RECORD EXTRACTS:
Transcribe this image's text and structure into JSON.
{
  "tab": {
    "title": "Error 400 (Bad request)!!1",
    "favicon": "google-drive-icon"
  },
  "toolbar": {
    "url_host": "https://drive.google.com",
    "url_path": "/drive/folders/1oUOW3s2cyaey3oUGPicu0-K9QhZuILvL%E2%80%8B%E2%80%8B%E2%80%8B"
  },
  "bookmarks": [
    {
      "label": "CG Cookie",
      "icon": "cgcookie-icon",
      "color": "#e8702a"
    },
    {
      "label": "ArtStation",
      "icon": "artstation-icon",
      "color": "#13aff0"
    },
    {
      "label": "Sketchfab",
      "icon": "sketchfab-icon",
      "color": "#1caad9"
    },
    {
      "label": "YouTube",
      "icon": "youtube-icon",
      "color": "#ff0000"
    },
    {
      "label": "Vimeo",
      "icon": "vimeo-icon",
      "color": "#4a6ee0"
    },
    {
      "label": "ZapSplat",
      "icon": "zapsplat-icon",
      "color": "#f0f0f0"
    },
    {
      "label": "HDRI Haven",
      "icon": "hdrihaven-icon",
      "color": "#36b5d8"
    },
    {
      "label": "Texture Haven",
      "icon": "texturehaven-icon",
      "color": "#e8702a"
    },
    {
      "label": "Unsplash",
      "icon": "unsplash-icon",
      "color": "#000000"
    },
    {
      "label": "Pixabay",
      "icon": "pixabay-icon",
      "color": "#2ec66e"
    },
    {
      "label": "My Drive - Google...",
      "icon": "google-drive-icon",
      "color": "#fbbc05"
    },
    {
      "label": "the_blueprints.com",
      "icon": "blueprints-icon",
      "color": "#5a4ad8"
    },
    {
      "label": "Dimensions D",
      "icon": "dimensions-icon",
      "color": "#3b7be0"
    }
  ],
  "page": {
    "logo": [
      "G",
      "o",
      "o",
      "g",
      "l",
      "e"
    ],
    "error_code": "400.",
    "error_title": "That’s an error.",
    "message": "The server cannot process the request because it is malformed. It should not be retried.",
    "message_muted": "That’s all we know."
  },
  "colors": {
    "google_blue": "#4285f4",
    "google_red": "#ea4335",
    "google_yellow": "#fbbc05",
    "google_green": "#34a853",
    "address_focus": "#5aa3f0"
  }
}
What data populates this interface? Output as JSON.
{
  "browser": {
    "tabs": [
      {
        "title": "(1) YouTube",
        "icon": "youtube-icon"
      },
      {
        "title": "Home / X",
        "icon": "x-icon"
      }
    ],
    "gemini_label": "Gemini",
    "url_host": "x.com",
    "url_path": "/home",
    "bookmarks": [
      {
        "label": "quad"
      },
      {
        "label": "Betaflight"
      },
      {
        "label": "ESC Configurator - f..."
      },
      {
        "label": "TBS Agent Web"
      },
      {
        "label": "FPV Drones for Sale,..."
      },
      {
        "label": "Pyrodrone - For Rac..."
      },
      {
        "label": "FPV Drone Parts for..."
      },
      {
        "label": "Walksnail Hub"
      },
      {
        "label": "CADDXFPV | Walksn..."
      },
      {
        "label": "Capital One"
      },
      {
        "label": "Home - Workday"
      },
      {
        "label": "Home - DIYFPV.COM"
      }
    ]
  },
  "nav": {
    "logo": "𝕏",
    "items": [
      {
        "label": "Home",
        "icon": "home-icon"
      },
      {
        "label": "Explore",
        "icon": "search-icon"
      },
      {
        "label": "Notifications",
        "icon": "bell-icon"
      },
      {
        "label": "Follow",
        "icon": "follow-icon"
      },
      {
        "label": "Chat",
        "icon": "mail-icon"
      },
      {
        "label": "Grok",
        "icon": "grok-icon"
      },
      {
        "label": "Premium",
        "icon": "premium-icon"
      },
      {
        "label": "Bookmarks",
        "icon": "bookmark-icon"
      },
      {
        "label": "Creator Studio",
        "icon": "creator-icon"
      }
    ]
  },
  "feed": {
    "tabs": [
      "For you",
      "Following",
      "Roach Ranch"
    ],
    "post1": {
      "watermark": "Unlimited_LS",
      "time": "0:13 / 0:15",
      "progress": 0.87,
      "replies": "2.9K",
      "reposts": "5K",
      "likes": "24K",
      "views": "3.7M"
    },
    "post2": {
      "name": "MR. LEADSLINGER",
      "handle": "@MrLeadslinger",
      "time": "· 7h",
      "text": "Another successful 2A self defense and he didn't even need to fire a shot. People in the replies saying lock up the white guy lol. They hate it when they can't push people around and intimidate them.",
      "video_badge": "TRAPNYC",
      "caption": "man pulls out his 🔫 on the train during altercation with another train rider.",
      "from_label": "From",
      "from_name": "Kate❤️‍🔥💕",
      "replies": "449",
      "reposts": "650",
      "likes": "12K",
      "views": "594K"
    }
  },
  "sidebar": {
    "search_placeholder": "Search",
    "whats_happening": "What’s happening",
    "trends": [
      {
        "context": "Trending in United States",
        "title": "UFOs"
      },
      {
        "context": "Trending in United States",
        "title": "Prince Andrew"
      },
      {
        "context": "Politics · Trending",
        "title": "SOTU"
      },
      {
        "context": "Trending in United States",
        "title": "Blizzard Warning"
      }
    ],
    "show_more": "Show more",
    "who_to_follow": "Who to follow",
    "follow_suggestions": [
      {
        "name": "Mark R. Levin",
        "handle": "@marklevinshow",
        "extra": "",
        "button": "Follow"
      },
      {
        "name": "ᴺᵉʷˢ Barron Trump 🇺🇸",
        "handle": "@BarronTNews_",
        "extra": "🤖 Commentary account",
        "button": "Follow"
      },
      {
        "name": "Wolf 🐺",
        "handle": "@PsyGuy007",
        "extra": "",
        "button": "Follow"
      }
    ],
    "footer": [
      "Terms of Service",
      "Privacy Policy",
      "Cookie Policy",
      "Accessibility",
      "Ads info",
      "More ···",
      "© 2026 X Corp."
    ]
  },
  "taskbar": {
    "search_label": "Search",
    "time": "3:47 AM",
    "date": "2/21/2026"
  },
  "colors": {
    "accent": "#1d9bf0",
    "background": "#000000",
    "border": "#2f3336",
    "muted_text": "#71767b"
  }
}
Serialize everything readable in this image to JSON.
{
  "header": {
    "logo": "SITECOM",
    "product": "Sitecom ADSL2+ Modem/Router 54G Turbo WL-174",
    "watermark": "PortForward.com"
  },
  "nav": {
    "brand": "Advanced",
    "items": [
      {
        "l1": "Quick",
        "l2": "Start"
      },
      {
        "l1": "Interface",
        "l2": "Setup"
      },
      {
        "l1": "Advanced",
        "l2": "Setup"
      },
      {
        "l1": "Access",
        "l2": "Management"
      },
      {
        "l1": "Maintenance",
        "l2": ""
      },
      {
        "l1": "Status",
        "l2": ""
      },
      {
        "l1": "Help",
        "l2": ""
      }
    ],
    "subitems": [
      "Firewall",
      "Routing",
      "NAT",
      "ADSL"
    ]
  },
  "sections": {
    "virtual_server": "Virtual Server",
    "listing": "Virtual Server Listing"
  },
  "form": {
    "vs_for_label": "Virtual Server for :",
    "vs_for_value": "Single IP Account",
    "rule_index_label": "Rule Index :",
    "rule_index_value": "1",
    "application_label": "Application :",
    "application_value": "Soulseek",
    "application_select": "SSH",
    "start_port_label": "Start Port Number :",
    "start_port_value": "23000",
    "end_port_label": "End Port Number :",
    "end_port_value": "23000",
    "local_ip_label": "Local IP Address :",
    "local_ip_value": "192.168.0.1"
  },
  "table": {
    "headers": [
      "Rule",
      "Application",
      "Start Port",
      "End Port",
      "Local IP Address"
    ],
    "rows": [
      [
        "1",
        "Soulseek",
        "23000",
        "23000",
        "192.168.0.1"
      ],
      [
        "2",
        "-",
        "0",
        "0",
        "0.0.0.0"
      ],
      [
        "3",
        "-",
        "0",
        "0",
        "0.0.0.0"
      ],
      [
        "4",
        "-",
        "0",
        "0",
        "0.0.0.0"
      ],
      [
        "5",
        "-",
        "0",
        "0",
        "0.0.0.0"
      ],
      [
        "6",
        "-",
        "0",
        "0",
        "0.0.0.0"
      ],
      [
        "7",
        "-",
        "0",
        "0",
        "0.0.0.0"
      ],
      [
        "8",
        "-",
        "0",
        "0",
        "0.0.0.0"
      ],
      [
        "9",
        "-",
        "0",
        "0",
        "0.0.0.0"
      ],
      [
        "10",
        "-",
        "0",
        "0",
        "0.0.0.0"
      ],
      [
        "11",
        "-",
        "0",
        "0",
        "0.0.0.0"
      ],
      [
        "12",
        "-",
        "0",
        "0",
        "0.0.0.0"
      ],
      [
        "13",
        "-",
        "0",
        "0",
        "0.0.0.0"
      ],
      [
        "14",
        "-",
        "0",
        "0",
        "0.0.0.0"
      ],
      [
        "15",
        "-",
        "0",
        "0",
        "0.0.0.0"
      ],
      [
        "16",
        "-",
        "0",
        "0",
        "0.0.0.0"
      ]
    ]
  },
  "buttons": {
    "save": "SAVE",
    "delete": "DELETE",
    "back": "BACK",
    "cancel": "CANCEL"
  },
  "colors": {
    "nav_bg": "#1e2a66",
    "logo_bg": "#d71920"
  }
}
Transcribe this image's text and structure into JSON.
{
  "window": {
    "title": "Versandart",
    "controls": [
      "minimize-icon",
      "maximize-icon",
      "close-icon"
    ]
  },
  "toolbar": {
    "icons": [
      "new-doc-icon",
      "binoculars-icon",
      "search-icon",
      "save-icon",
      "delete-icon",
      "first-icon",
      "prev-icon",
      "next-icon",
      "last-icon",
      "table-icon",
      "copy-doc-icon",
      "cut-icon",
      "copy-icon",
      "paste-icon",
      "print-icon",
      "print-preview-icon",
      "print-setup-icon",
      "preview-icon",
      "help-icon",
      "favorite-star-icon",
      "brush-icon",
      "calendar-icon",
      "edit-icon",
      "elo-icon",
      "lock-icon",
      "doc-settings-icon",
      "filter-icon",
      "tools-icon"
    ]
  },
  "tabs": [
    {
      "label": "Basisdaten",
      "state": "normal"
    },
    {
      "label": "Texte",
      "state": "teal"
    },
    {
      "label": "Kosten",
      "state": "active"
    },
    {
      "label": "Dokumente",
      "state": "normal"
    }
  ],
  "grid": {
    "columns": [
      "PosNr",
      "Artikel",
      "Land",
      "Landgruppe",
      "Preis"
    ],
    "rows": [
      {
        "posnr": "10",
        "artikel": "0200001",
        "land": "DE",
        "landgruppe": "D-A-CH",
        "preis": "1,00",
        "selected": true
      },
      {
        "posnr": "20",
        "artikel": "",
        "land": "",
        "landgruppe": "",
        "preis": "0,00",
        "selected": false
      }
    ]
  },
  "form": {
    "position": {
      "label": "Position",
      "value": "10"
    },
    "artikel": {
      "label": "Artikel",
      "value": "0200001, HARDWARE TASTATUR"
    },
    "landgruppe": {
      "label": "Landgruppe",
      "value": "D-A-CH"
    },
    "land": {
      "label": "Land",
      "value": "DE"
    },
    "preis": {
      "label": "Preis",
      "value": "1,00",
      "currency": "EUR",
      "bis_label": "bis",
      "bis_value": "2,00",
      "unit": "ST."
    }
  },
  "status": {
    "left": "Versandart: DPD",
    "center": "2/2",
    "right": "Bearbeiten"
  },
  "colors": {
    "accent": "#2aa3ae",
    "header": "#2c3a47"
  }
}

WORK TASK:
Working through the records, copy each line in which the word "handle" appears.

ANSWER TO THIS TASK:
      "handle": "@MrLeadslinger",
        "handle": "@marklevinshow",
        "handle": "@BarronTNews_",
        "handle": "@PsyGuy007",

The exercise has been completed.